### WHAT TO PRODUCE
Word for word, reproduce all entries below, leaving every picture out.

App and web page records
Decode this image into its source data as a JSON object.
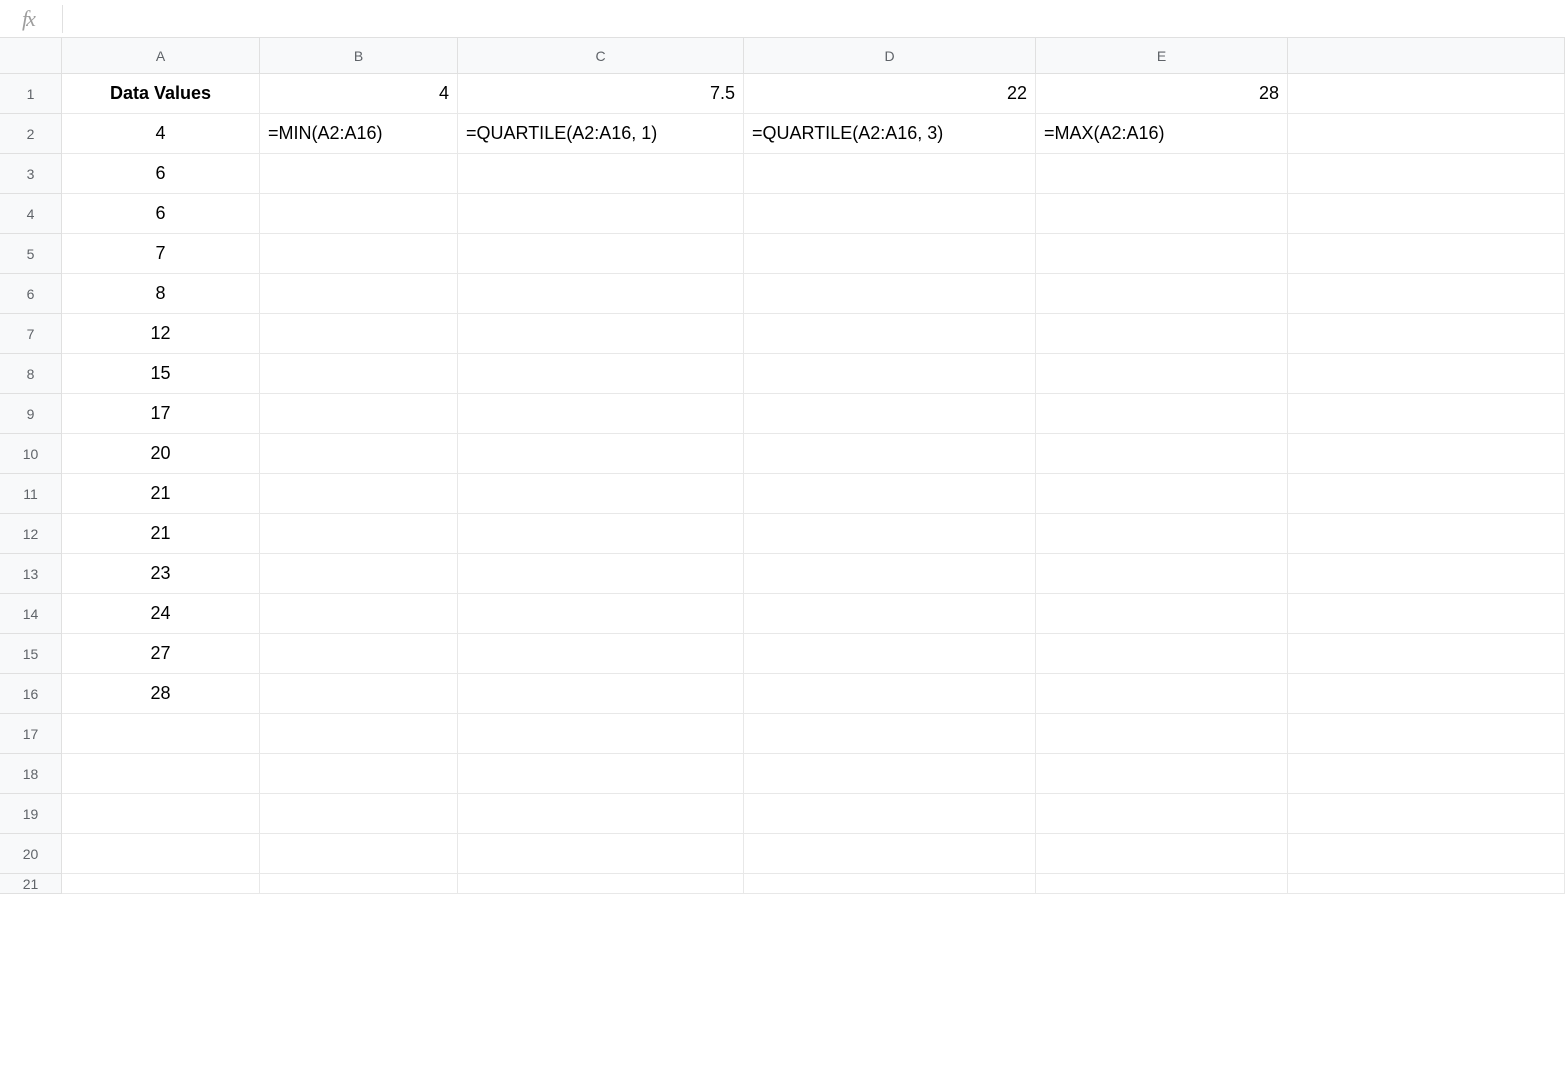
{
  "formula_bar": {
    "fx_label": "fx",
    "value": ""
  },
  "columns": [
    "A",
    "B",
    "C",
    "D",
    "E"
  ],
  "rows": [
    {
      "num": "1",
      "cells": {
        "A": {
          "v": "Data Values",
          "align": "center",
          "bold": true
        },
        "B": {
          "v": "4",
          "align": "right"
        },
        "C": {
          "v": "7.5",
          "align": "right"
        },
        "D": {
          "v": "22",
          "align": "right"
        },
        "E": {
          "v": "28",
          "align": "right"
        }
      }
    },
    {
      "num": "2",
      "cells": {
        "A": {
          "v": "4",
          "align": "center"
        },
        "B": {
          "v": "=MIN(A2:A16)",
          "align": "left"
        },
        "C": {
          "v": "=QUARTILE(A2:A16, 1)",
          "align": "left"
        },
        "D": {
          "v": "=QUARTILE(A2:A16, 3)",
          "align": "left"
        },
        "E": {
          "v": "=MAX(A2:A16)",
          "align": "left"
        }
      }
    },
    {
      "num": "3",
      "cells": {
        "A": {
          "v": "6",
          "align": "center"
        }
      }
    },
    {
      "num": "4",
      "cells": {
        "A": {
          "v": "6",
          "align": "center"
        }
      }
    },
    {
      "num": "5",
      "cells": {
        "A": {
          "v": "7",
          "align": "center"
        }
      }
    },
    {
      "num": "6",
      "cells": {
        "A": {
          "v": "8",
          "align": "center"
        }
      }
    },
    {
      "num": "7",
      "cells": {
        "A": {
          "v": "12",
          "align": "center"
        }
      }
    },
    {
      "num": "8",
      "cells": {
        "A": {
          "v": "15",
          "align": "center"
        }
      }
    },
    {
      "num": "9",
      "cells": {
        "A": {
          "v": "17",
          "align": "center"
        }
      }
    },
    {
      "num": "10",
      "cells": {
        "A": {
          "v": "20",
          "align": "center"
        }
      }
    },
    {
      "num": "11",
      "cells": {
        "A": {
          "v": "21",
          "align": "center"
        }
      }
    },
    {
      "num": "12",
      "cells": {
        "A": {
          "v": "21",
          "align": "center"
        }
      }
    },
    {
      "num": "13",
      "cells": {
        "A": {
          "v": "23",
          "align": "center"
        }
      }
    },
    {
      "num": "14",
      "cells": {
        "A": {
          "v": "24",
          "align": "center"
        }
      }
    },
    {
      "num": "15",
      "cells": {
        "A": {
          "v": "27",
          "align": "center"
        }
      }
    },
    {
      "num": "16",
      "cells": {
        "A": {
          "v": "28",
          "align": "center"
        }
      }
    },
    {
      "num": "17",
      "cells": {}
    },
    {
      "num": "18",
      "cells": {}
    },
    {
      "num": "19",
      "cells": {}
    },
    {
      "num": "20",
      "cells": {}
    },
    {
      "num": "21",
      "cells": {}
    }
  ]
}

### SOLUTION BELOW
Decode this image into its source data as a JSON object.
{
  "formula_bar": {
    "fx_label": "fx",
    "value": ""
  },
  "columns": [
    "A",
    "B",
    "C",
    "D",
    "E"
  ],
  "rows": [
    {
      "num": "1",
      "cells": {
        "A": {
          "v": "Data Values",
          "align": "center",
          "bold": true
        },
        "B": {
          "v": "4",
          "align": "right"
        },
        "C": {
          "v": "7.5",
          "align": "right"
        },
        "D": {
          "v": "22",
          "align": "right"
        },
        "E": {
          "v": "28",
          "align": "right"
        }
      }
    },
    {
      "num": "2",
      "cells": {
        "A": {
          "v": "4",
          "align": "center"
        },
        "B": {
          "v": "=MIN(A2:A16)",
          "align": "left"
        },
        "C": {
          "v": "=QUARTILE(A2:A16, 1)",
          "align": "left"
        },
        "D": {
          "v": "=QUARTILE(A2:A16, 3)",
          "align": "left"
        },
        "E": {
          "v": "=MAX(A2:A16)",
          "align": "left"
        }
      }
    },
    {
      "num": "3",
      "cells": {
        "A": {
          "v": "6",
          "align": "center"
        }
      }
    },
    {
      "num": "4",
      "cells": {
        "A": {
          "v": "6",
          "align": "center"
        }
      }
    },
    {
      "num": "5",
      "cells": {
        "A": {
          "v": "7",
          "align": "center"
        }
      }
    },
    {
      "num": "6",
      "cells": {
        "A": {
          "v": "8",
          "align": "center"
        }
      }
    },
    {
      "num": "7",
      "cells": {
        "A": {
          "v": "12",
          "align": "center"
        }
      }
    },
    {
      "num": "8",
      "cells": {
        "A": {
          "v": "15",
          "align": "center"
        }
      }
    },
    {
      "num": "9",
      "cells": {
        "A": {
          "v": "17",
          "align": "center"
        }
      }
    },
    {
      "num": "10",
      "cells": {
        "A": {
          "v": "20",
          "align": "center"
        }
      }
    },
    {
      "num": "11",
      "cells": {
        "A": {
          "v": "21",
          "align": "center"
        }
      }
    },
    {
      "num": "12",
      "cells": {
        "A": {
          "v": "21",
          "align": "center"
        }
      }
    },
    {
      "num": "13",
      "cells": {
        "A": {
          "v": "23",
          "align": "center"
        }
      }
    },
    {
      "num": "14",
      "cells": {
        "A": {
          "v": "24",
          "align": "center"
        }
      }
    },
    {
      "num": "15",
      "cells": {
        "A": {
          "v": "27",
          "align": "center"
        }
      }
    },
    {
      "num": "16",
      "cells": {
        "A": {
          "v": "28",
          "align": "center"
        }
      }
    },
    {
      "num": "17",
      "cells": {}
    },
    {
      "num": "18",
      "cells": {}
    },
    {
      "num": "19",
      "cells": {}
    },
    {
      "num": "20",
      "cells": {}
    },
    {
      "num": "21",
      "cells": {}
    }
  ]
}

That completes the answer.